● Your goal:
Over all lines in the data below, count those holding "more" and give only the result.
Listed records Start Marker
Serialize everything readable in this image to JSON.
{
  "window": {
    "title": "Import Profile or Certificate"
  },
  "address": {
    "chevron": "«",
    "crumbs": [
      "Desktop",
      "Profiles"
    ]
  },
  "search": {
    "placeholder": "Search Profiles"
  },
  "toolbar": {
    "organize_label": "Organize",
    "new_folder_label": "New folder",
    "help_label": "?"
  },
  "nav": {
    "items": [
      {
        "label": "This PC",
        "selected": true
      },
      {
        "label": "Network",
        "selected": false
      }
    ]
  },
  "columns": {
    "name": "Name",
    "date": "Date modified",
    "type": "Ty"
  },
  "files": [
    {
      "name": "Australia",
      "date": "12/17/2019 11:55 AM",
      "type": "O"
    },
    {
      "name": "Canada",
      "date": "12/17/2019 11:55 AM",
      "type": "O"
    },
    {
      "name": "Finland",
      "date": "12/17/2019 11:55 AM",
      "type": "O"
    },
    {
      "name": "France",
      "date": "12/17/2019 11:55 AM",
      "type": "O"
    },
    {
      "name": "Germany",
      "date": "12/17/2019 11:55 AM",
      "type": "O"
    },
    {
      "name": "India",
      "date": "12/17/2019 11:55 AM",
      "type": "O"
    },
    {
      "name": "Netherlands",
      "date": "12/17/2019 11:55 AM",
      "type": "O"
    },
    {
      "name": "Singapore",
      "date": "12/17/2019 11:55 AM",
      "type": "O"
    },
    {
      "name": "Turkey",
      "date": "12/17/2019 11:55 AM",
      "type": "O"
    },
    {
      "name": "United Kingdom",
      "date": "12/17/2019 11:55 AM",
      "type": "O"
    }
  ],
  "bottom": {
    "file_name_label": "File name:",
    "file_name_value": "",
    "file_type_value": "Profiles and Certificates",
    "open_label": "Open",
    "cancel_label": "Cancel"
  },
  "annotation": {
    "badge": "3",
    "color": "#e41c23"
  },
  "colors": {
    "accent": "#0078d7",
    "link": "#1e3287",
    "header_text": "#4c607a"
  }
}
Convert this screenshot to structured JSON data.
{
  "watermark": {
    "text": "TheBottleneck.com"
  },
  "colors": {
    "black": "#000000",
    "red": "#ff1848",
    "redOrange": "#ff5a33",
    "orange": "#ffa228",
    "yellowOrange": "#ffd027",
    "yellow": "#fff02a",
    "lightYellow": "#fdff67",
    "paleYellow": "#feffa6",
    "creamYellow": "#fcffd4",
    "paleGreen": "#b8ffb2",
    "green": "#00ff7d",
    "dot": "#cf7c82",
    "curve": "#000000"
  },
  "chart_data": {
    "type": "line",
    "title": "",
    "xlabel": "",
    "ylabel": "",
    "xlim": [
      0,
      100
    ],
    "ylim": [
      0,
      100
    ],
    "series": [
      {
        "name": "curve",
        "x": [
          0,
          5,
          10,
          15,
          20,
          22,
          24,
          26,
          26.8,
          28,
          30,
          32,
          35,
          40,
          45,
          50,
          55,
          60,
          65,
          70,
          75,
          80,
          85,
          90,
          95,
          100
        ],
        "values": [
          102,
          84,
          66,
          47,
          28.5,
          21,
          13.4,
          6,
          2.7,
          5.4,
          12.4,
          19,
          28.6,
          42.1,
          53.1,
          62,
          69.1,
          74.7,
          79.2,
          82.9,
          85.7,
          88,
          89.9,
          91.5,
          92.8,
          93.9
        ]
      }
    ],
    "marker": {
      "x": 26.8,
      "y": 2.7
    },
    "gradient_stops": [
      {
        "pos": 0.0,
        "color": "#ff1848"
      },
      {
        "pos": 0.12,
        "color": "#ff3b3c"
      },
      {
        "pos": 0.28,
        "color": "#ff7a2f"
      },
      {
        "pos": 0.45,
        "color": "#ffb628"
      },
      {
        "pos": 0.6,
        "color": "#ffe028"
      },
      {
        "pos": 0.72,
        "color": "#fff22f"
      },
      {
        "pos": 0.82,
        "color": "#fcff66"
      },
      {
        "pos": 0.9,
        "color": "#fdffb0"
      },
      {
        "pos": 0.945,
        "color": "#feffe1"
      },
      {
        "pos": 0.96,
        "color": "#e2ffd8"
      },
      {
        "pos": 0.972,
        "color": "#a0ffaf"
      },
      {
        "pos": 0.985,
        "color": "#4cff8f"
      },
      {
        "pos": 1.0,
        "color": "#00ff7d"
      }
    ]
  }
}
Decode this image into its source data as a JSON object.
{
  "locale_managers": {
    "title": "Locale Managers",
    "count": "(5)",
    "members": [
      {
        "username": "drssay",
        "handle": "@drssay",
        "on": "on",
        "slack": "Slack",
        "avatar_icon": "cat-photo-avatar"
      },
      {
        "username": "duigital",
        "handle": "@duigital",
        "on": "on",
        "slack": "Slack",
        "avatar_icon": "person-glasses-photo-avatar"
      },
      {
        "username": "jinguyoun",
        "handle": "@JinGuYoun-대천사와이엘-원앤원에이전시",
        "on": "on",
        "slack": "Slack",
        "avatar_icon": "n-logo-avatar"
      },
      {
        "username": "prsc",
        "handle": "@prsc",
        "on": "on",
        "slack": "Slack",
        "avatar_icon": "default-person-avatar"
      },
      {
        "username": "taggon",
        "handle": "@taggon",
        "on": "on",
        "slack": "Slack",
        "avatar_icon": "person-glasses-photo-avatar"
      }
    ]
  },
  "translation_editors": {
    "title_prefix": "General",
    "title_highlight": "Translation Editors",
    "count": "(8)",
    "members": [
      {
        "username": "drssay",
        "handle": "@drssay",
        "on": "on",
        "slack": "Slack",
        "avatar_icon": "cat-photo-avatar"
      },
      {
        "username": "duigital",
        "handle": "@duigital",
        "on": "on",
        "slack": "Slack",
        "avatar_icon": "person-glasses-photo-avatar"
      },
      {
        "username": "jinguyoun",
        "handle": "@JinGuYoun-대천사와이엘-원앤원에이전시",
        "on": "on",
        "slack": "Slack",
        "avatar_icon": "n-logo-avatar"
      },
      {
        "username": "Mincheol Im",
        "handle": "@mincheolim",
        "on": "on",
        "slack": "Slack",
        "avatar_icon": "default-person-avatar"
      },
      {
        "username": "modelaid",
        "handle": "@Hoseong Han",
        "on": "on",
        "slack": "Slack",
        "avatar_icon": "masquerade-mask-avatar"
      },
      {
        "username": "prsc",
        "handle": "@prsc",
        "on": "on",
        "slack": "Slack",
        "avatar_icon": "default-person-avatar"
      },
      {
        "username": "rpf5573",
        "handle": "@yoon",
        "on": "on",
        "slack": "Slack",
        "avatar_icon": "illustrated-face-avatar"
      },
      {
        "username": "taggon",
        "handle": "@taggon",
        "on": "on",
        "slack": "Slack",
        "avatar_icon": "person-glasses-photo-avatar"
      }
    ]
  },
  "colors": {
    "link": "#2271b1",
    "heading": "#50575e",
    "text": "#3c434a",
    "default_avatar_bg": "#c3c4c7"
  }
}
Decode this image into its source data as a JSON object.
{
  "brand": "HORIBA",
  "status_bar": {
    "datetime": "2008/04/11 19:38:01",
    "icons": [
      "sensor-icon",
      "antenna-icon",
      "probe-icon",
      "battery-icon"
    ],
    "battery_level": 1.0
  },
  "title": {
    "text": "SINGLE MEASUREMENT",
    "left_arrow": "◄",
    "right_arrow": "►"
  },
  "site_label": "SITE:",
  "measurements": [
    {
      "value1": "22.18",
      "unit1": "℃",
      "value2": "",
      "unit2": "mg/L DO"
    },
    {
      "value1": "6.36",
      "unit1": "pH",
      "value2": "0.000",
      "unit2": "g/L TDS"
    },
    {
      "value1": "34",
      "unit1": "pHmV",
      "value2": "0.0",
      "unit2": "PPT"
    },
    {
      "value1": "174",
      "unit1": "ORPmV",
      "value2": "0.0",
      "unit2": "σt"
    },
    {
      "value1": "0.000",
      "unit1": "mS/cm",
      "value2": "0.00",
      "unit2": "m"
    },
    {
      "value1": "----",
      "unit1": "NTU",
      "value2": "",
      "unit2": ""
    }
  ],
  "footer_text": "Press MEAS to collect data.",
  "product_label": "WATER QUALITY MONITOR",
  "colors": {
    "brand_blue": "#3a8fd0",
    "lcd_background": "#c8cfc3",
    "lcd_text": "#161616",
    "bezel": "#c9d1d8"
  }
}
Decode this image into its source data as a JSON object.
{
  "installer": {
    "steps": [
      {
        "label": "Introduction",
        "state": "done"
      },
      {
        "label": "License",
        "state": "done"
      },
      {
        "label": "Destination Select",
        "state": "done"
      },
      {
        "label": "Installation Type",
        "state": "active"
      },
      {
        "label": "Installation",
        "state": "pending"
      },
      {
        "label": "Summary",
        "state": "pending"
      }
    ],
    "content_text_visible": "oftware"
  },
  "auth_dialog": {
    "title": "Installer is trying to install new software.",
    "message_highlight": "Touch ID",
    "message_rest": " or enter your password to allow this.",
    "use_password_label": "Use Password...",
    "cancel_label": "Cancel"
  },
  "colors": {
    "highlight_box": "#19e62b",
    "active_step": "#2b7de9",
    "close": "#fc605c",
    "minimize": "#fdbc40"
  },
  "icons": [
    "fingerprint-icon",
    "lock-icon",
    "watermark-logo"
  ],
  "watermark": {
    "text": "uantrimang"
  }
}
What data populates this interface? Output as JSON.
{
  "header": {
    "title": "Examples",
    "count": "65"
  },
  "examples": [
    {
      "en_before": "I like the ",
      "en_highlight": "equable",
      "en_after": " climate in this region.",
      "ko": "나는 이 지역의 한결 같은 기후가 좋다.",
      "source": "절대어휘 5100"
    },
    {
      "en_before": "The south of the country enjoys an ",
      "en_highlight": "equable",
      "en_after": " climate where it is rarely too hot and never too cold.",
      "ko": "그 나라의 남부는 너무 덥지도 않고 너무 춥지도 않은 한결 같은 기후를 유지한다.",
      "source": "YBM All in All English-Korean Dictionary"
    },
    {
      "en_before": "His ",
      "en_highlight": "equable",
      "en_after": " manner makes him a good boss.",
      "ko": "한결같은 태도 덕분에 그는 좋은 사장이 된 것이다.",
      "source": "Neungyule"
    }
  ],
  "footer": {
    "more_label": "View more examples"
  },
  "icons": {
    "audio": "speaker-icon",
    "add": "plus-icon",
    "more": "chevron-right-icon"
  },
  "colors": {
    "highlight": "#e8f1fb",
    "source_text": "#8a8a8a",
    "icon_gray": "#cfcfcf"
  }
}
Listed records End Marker
● Exercise answer:
2